These days telephone directories are hardly used (I haven't seen one for years!), bills and statements are coming in via online accounts and even toilet rolls can be bought as recycled tissue or bamboo based sheets that are sustainable (as bamboo is much quicker to grow). 

Hand written letters and even physical cards are becoming a thing of the past as email and e-cards are more popular these days. So for me using paper if manufactured responsibly and replaced sustainably could be a compromise.
But there are still points to consider..
Trees take an age to grow and requires massive resources to cut down. Did you know that it takes three tons of wood chip to make one ton of pulp? This in turn requires thousands of tons of water to wash it plus one part pulp to 400 parts water to then turn it into paper? [source: treehugger]

Disposing of the paper bag is more ideal than plastic as it can be composted down in a matter of months. If added to landfill however even compostable materials struggle to breakdown, as they maybe encased in sealed containers to prevent methane buildup, so your paper bag may be sitting around for years. 

Recycling paper uses chemicals to seperate the pulp fibres and then have to be washed again using yet more of Earth's resources before rolling back into paper.

In addition, it takes about 91 percent more energy to recycle a pound of paper than a pound of plastic. [source: betterbagsbetterworld]
The Plastic Conundrum
Plastic meanwhile is a by-product of the oil industry and readily available and quick to make. Plastic bags can be melted down to be recycled (though this requires 2/3 of the energy required for the virgin bags to be made). The material is also downgraded during the recycling process.

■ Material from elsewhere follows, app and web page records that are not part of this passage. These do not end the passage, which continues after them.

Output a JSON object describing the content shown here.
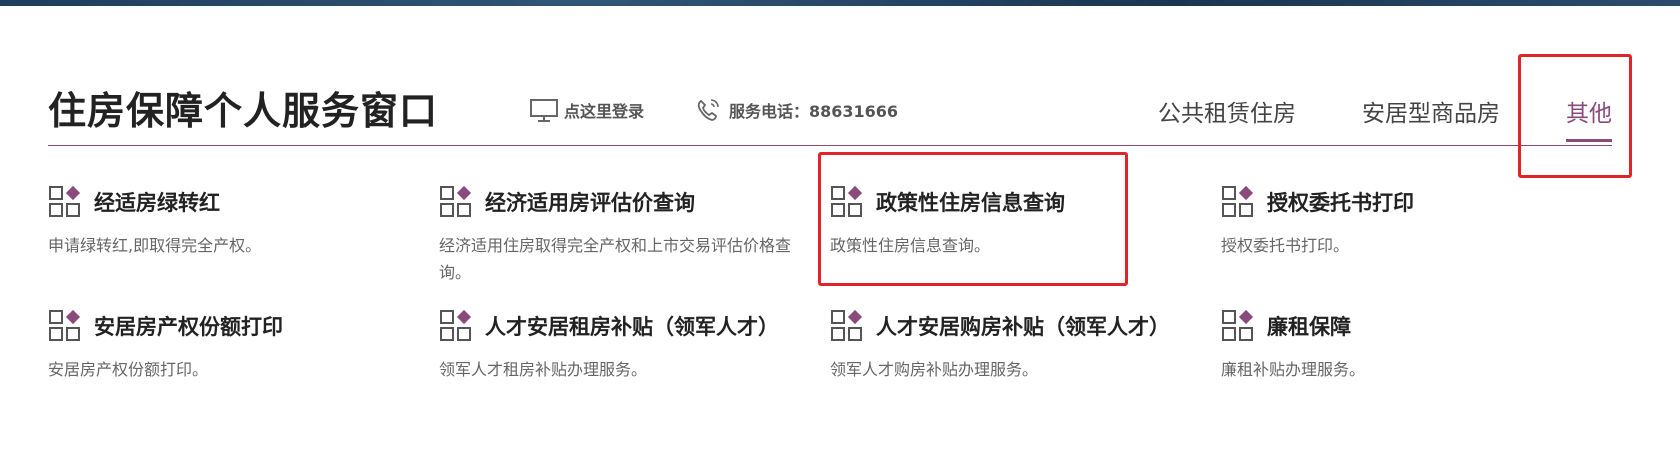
{
  "header": {
    "title": "住房保障个人服务窗口",
    "login_label": "点这里登录",
    "phone_label": "服务电话：88631666"
  },
  "tabs": [
    {
      "label": "公共租赁住房",
      "active": false
    },
    {
      "label": "安居型商品房",
      "active": false
    },
    {
      "label": "其他",
      "active": true
    }
  ],
  "services": [
    {
      "title": "经适房绿转红",
      "desc": "申请绿转红,即取得完全产权。"
    },
    {
      "title": "经济适用房评估价查询",
      "desc": "经济适用住房取得完全产权和上市交易评估价格查询。"
    },
    {
      "title": "政策性住房信息查询",
      "desc": "政策性住房信息查询。"
    },
    {
      "title": "授权委托书打印",
      "desc": "授权委托书打印。"
    },
    {
      "title": "安居房产权份额打印",
      "desc": "安居房产权份额打印。"
    },
    {
      "title": "人才安居租房补贴（领军人才）",
      "desc": "领军人才租房补贴办理服务。"
    },
    {
      "title": "人才安居购房补贴（领军人才）",
      "desc": "领军人才购房补贴办理服务。"
    },
    {
      "title": "廉租保障",
      "desc": "廉租补贴办理服务。"
    }
  ],
  "colors": {
    "accent": "#8a4a7c",
    "highlight": "#e0242a"
  },
  "icons": {
    "login": "monitor-icon",
    "phone": "phone-icon",
    "service": "grid-diamond-icon"
  }
}
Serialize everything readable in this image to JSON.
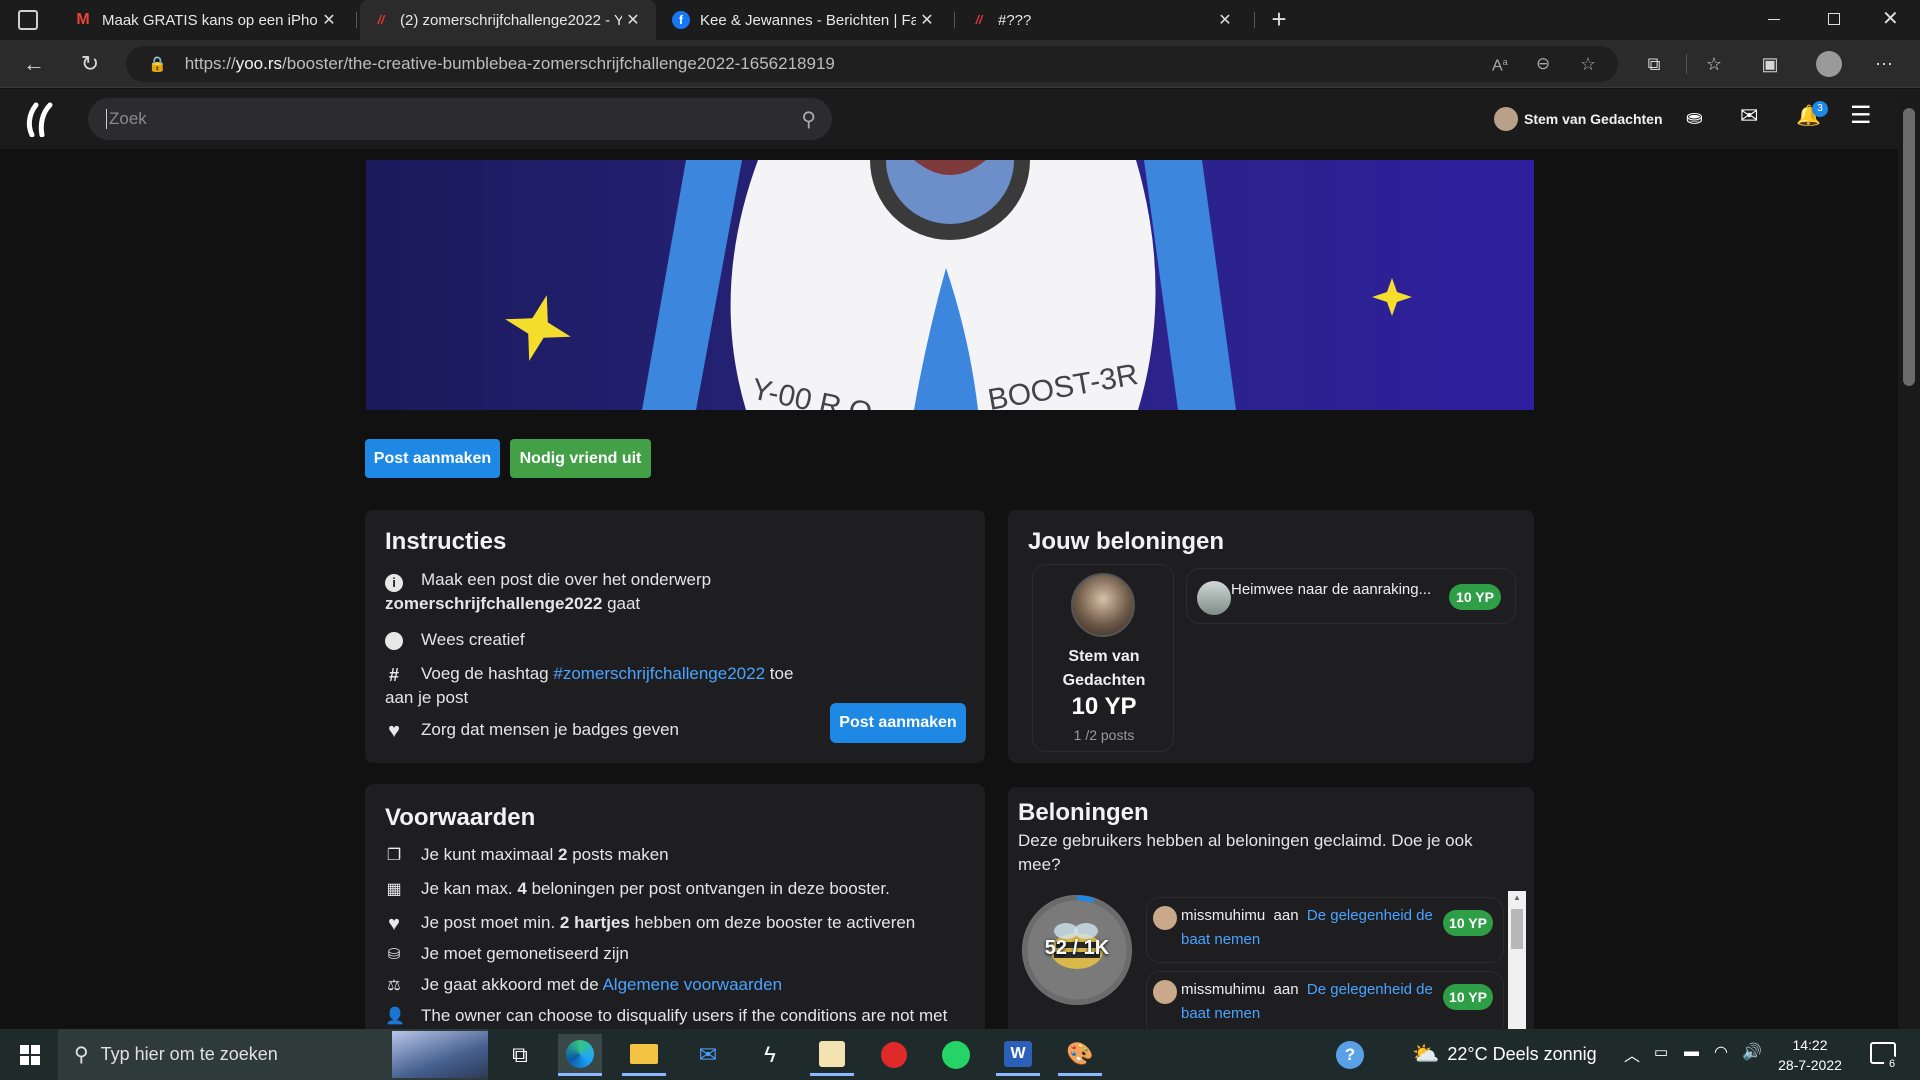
{
  "browser": {
    "tabs": [
      {
        "title": "Maak GRATIS kans op een iPhone",
        "icon": "gmail-icon",
        "active": false
      },
      {
        "title": "(2) zomerschrijfchallenge2022 - Y",
        "icon": "yoors-icon",
        "active": true
      },
      {
        "title": "Kee & Jewannes - Berichten | Face",
        "icon": "facebook-icon",
        "active": false
      },
      {
        "title": "#???",
        "icon": "yoors-icon",
        "active": false
      }
    ],
    "url_prefix": "https://",
    "url_host": "yoo.rs",
    "url_path": "/booster/the-creative-bumblebea-zomerschrijfchallenge2022-1656218919"
  },
  "site": {
    "search_placeholder": "Zoek",
    "user_name": "Stem van Gedachten",
    "notification_count": "3"
  },
  "banner": {
    "rocket_text_left": "Y-00 R.O",
    "rocket_text_right": "BOOST-3R"
  },
  "actions": {
    "post_button": "Post aanmaken",
    "invite_button": "Nodig vriend uit"
  },
  "instructions": {
    "title": "Instructies",
    "line1_a": "Maak een post die over het onderwerp",
    "line1_topic": "zomerschrijfchallenge2022",
    "line1_b": "gaat",
    "line2": "Wees creatief",
    "line3_a": "Voeg de hashtag",
    "line3_tag": "#zomerschrijfchallenge2022",
    "line3_b": "toe",
    "line3_c": "aan je post",
    "line4": "Zorg dat mensen je badges geven",
    "post_button": "Post aanmaken"
  },
  "rewards_mine": {
    "title": "Jouw beloningen",
    "user_name_1": "Stem van",
    "user_name_2": "Gedachten",
    "points": "10 YP",
    "posts": "1 /2 posts",
    "item_title": "Heimwee naar de aanraking...",
    "item_badge": "10 YP"
  },
  "conditions": {
    "title": "Voorwaarden",
    "c1_a": "Je kunt maximaal",
    "c1_b": "2",
    "c1_c": "posts maken",
    "c2_a": "Je kan max.",
    "c2_b": "4",
    "c2_c": "beloningen per post ontvangen in deze booster.",
    "c3_a": "Je post moet min.",
    "c3_b": "2 hartjes",
    "c3_c": "hebben om deze booster te activeren",
    "c4": "Je moet gemonetiseerd zijn",
    "c5_a": "Je gaat akkoord met de",
    "c5_link": "Algemene voorwaarden",
    "c6": "The owner can choose to disqualify users if the conditions are not met"
  },
  "rewards_all": {
    "title": "Beloningen",
    "subtitle_1": "Deze gebruikers hebben al beloningen geclaimd. Doe je ook",
    "subtitle_2": "mee?",
    "badge_count": "52 / 1K",
    "badge_progress": 0.052,
    "claims": [
      {
        "user": "missmuhimu",
        "to": "aan",
        "post_1": "De gelegenheid de",
        "post_2": "baat nemen",
        "badge": "10 YP"
      },
      {
        "user": "missmuhimu",
        "to": "aan",
        "post_1": "De gelegenheid de",
        "post_2": "baat nemen",
        "badge": "10 YP"
      }
    ]
  },
  "taskbar": {
    "search_placeholder": "Typ hier om te zoeken",
    "weather": "22°C  Deels zonnig",
    "time": "14:22",
    "date": "28-7-2022",
    "notifications": "6"
  },
  "colors": {
    "blue": "#1e88e5",
    "green": "#43a047",
    "badge_green": "#2e9e47",
    "link": "#4aa3ff"
  }
}
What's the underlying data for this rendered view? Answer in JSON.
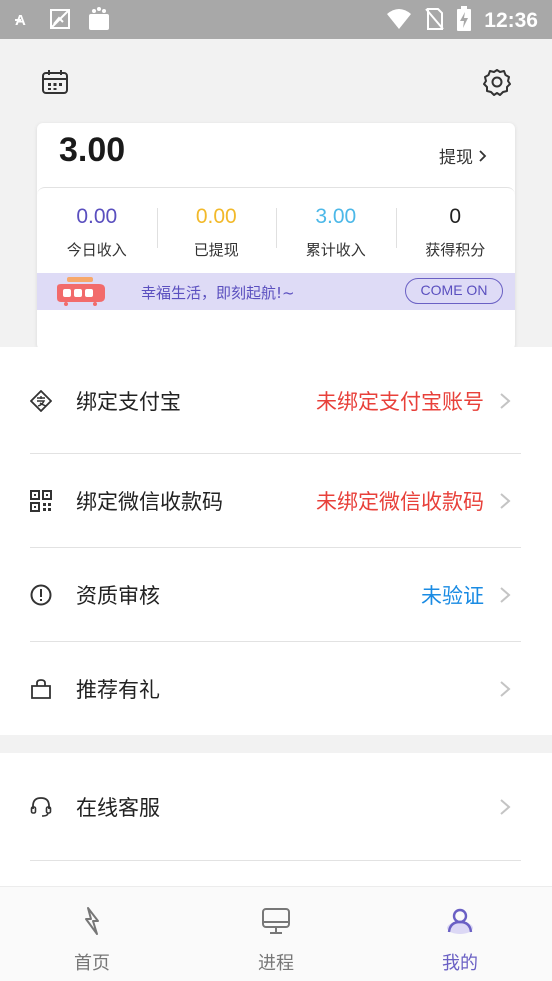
{
  "status_bar": {
    "time": "12:36",
    "icons": [
      "font-a-icon",
      "image-icon",
      "bag-icon",
      "wifi-icon",
      "no-sim-icon",
      "battery-charging-icon"
    ]
  },
  "header": {
    "left_icon": "calendar-icon",
    "right_icon": "settings-icon"
  },
  "card": {
    "balance": "3.00",
    "withdraw_label": "提现",
    "stats": [
      {
        "value": "0.00",
        "label": "今日收入",
        "color": "#5a4fbf"
      },
      {
        "value": "0.00",
        "label": "已提现",
        "color": "#f2b92a"
      },
      {
        "value": "3.00",
        "label": "累计收入",
        "color": "#4cb8e8"
      },
      {
        "value": "0",
        "label": "获得积分",
        "color": "#222222"
      }
    ],
    "banner": {
      "text": "幸福生活，即刻起航!~",
      "button": "COME ON",
      "icon": "rocket-icon"
    }
  },
  "menu": {
    "group1": [
      {
        "icon": "alipay-icon",
        "label": "绑定支付宝",
        "status": "未绑定支付宝账号",
        "status_color": "#e8403a"
      },
      {
        "icon": "qrcode-icon",
        "label": "绑定微信收款码",
        "status": "未绑定微信收款码",
        "status_color": "#e8403a"
      },
      {
        "icon": "alert-circle-icon",
        "label": "资质审核",
        "status": "未验证",
        "status_color": "#1a8be3"
      },
      {
        "icon": "shopping-bag-icon",
        "label": "推荐有礼",
        "status": ""
      }
    ],
    "group2": [
      {
        "icon": "headset-icon",
        "label": "在线客服",
        "status": ""
      }
    ]
  },
  "tabbar": {
    "tabs": [
      {
        "label": "首页",
        "icon": "lightning-icon",
        "active": false
      },
      {
        "label": "进程",
        "icon": "monitor-icon",
        "active": false
      },
      {
        "label": "我的",
        "icon": "user-icon",
        "active": true
      }
    ],
    "accent_color": "#6a60c4"
  }
}
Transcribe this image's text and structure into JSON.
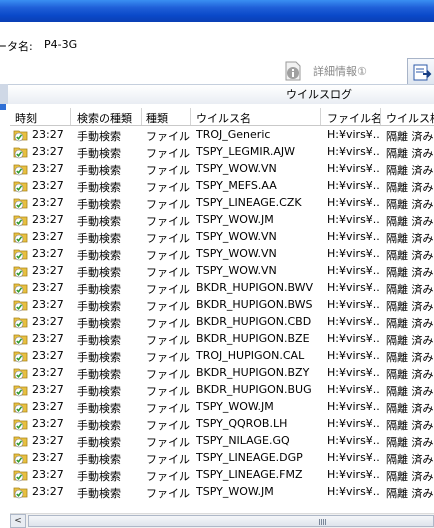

Trouble is, plastics have the disadvantage of being used as a throw away item. It can easily catch in wind, be washed into water ways, don't decompose for eons and are capable of leaching chemicals into soil and water (as well as the awful affects of birds, mammals and sea life ingesting them on a daily basis). 

Recycling machines are often clogged up by plastic bags, which is why supermarkets are required to take bags in their collection bins to keep it away from recycling plants. 

Plastic through trees

BBC documentary found plastic bags from the UK were being found in dumps as far away as Malaysia, as our plastics are being dumped on other countries overseas [they found plastics were being bundled en-masse by some councils so not necessarily putting the blame on supermarkets].

Bio-degradeable plastic however, has a problem all of its own which I'll cover in a future post. So by now you're thinking 'Oh my goodness, just what IS the best for the planet?' 

I guess, reducing our desire to 'use once and throw away' would help. Use longer lasting bags from hemp, cotton or canvas would help cut down on throw away bags. I've also heard of a Chico Bag which is polyester made from seven recycled soda bottles.
What if you're in a store and realise you've forgotten your bags? 
Sometimes we pick up a box that supermarkets may have strategically placed on the way out and use that rather than reach for more plastic!

In future topics I will cover alternatives for plastics, including reviews of some of them I've started to use, plus a look at what supermarkets are doing to reduce waste and what do all those recycling symbols mean anyway? Plus more news and views - stay tuned!
Some useful links..